Excerpts from an interface dataset:
********************

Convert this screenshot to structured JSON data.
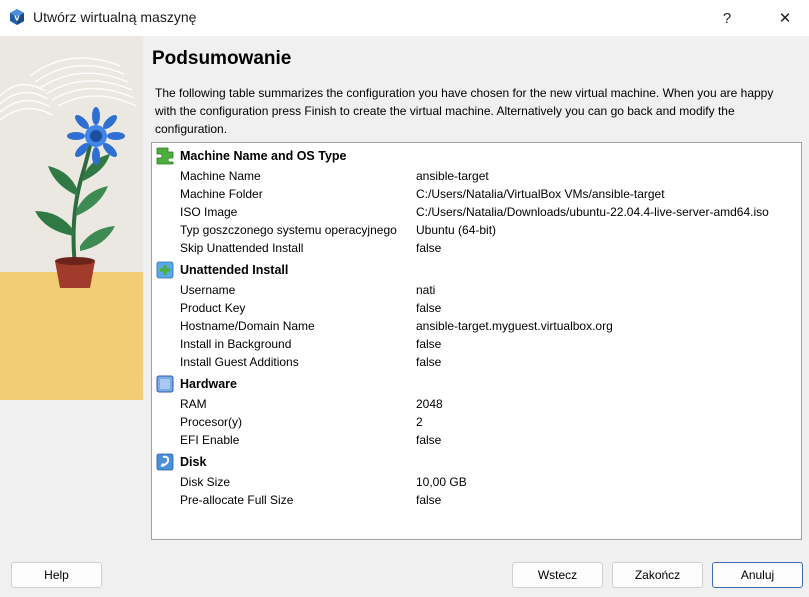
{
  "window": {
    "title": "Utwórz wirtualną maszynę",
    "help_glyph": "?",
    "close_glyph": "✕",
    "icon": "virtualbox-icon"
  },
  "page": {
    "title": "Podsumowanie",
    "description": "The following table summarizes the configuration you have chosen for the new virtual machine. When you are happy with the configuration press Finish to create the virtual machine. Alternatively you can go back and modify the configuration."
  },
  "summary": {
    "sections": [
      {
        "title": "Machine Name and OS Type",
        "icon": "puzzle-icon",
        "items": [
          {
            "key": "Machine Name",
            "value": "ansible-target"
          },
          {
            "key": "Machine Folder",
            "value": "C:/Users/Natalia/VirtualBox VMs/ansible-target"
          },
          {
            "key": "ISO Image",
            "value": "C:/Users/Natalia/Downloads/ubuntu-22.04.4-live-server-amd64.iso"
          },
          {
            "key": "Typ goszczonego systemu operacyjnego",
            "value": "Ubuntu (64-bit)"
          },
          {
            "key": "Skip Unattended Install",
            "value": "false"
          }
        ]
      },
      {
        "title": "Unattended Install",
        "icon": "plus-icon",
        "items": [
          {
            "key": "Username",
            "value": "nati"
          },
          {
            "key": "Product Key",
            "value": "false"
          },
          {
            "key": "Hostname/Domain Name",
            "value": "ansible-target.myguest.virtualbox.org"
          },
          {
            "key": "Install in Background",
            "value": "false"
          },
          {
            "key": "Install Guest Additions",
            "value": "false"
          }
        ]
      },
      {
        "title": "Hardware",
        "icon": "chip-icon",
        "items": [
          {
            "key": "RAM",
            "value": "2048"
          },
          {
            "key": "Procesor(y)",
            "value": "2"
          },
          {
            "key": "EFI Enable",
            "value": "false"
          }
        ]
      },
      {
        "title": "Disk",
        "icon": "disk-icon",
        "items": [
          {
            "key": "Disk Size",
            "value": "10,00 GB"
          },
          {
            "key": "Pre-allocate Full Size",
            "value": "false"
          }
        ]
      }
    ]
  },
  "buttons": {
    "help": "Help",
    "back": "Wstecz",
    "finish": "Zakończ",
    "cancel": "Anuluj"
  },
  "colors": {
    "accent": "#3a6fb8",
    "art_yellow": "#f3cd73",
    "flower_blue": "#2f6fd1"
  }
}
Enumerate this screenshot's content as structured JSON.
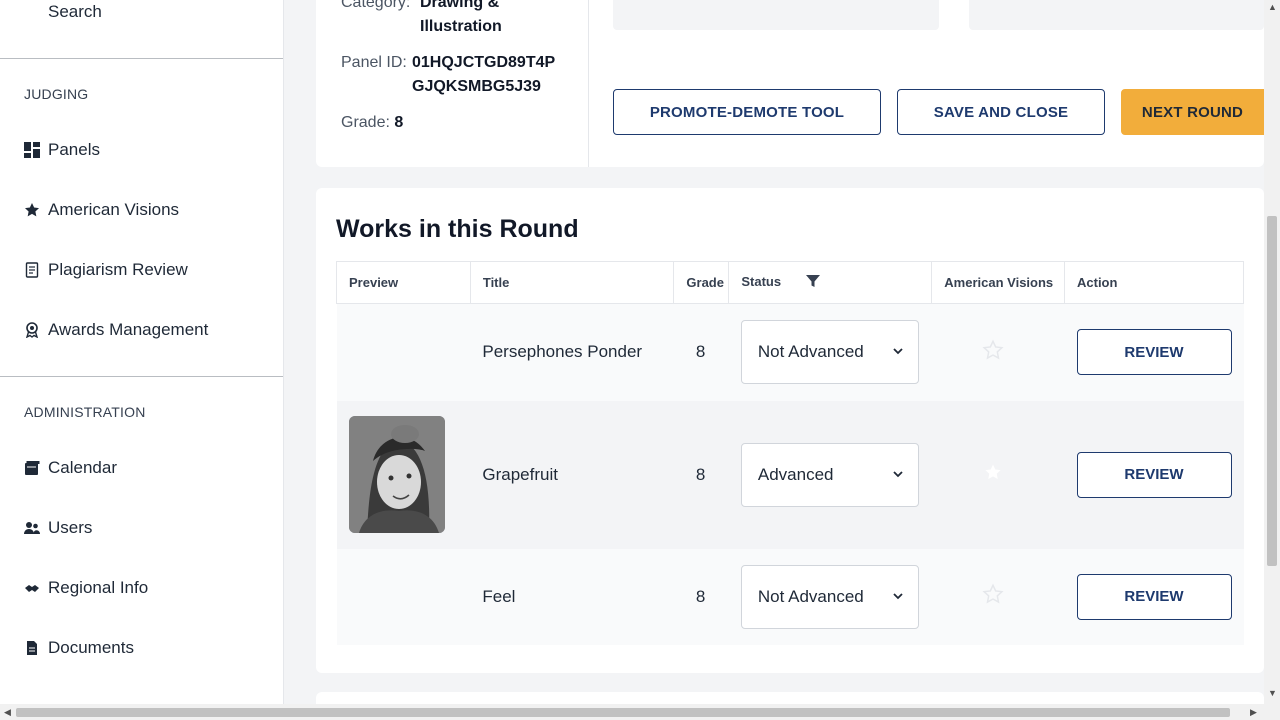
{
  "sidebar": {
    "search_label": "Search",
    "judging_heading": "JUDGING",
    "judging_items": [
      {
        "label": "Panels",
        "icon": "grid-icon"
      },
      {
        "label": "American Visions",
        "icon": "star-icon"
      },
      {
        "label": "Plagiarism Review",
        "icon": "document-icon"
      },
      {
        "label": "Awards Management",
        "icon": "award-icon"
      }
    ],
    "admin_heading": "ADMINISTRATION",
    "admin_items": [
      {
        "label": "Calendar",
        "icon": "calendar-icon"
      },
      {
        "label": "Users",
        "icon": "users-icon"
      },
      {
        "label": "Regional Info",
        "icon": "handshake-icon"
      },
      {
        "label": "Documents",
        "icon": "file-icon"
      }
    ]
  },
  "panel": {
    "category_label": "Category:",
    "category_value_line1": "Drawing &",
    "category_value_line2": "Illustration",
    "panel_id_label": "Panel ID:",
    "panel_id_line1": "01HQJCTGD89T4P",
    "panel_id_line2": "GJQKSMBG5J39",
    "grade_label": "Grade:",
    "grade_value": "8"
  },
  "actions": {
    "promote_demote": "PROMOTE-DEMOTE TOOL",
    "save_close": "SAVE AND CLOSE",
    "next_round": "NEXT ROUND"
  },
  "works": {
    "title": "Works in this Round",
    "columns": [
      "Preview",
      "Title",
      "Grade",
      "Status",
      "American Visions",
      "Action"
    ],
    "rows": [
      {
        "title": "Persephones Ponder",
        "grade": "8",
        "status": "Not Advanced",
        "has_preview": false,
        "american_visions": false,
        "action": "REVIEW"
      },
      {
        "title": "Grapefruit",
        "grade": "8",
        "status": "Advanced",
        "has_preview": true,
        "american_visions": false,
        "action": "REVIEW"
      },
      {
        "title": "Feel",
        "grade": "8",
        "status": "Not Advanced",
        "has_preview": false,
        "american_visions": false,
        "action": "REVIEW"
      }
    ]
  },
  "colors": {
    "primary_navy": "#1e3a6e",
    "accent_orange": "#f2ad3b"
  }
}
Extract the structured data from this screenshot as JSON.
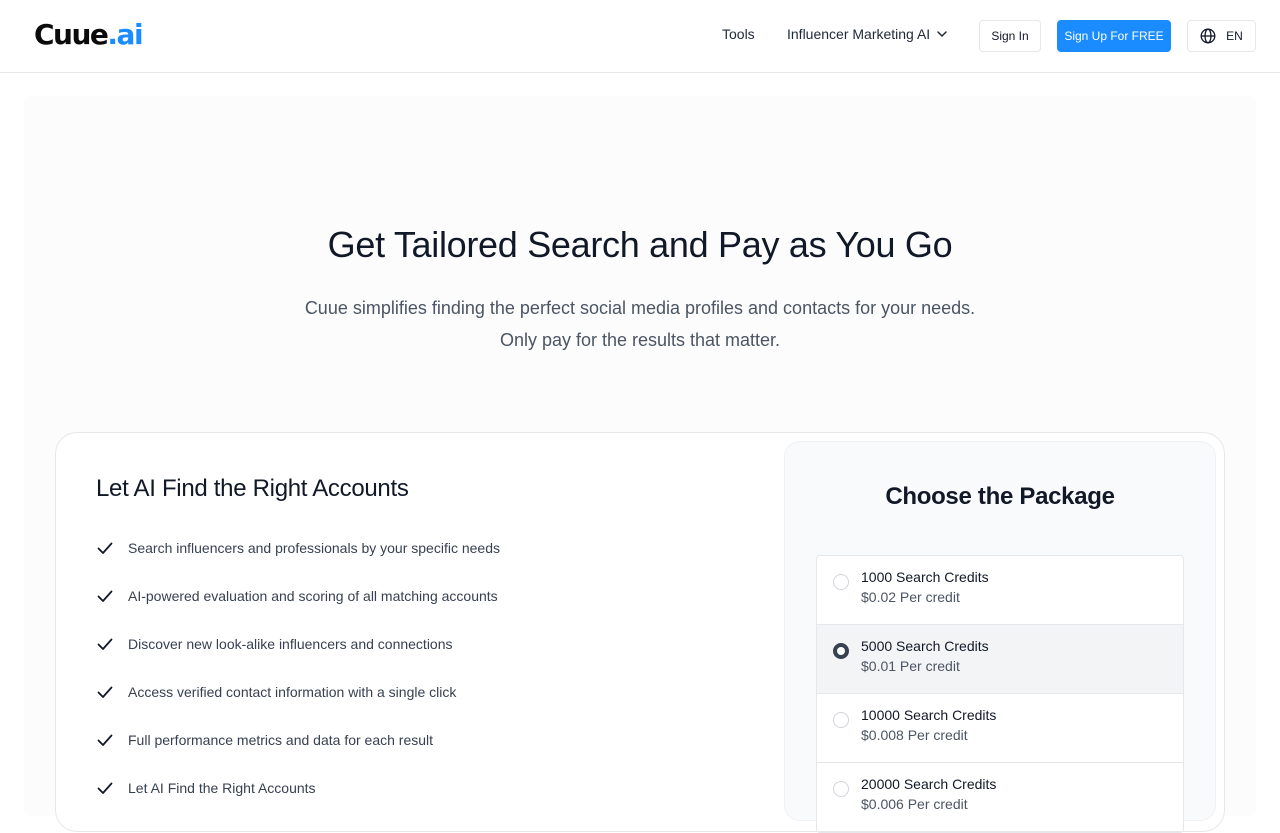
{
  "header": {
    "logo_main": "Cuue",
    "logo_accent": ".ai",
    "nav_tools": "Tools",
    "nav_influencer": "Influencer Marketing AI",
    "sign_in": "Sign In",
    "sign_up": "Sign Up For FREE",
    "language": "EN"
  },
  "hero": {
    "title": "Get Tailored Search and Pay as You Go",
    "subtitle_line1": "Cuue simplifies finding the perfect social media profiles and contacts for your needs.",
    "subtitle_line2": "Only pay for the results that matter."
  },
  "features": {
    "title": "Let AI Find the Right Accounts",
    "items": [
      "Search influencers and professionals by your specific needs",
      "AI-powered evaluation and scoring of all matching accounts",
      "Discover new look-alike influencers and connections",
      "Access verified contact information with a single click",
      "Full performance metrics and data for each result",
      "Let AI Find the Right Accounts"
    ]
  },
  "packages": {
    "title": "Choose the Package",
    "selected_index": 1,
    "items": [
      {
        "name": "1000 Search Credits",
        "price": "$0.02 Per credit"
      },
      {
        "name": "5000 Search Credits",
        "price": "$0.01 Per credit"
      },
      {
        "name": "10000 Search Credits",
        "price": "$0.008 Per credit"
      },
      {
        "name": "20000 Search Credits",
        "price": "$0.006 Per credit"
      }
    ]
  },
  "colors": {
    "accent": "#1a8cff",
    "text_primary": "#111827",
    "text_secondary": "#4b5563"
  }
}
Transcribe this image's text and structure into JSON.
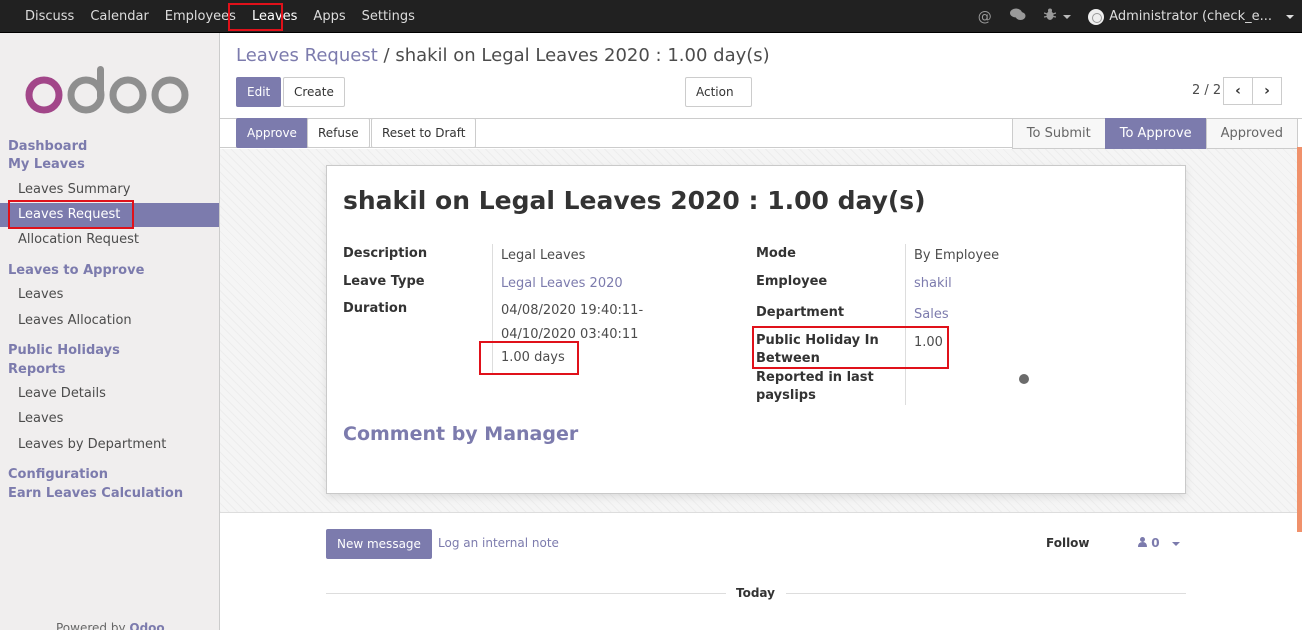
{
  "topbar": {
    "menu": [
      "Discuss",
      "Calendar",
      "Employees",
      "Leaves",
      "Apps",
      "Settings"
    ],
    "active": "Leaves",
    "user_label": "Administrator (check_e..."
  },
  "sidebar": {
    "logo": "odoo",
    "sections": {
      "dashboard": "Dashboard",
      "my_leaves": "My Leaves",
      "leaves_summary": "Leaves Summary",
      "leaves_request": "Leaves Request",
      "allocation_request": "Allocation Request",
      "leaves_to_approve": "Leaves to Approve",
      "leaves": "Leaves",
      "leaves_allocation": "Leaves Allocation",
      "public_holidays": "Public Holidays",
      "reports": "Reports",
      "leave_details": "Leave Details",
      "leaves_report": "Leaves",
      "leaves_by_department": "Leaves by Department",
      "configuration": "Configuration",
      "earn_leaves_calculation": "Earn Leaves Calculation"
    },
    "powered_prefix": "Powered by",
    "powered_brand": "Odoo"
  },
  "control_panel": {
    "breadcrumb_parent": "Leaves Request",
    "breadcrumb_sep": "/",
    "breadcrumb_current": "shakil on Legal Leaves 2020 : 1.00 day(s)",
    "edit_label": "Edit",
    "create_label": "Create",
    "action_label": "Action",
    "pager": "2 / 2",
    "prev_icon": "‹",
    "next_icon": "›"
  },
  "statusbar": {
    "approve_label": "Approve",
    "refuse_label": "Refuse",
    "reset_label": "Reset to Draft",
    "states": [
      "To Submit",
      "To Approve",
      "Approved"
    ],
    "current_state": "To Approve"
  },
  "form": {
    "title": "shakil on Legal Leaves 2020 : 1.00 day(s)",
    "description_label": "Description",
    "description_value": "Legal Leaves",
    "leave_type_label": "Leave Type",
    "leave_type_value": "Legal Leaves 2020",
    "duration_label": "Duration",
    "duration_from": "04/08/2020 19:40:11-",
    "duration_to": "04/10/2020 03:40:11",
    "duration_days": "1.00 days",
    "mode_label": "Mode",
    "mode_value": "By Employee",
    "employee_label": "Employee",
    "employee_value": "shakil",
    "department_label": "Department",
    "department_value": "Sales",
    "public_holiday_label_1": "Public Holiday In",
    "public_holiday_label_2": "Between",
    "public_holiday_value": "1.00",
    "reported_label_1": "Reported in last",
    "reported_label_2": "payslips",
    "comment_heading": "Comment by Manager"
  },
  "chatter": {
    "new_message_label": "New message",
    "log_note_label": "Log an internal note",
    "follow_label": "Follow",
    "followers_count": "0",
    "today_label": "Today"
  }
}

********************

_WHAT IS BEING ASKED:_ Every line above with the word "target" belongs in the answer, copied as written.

_EXERCISE RESPONSE:_
            "value": "ansible-target"
            "value": "C:/Users/Natalia/VirtualBox VMs/ansible-target"
            "value": "ansible-target.myguest.virtualbox.org"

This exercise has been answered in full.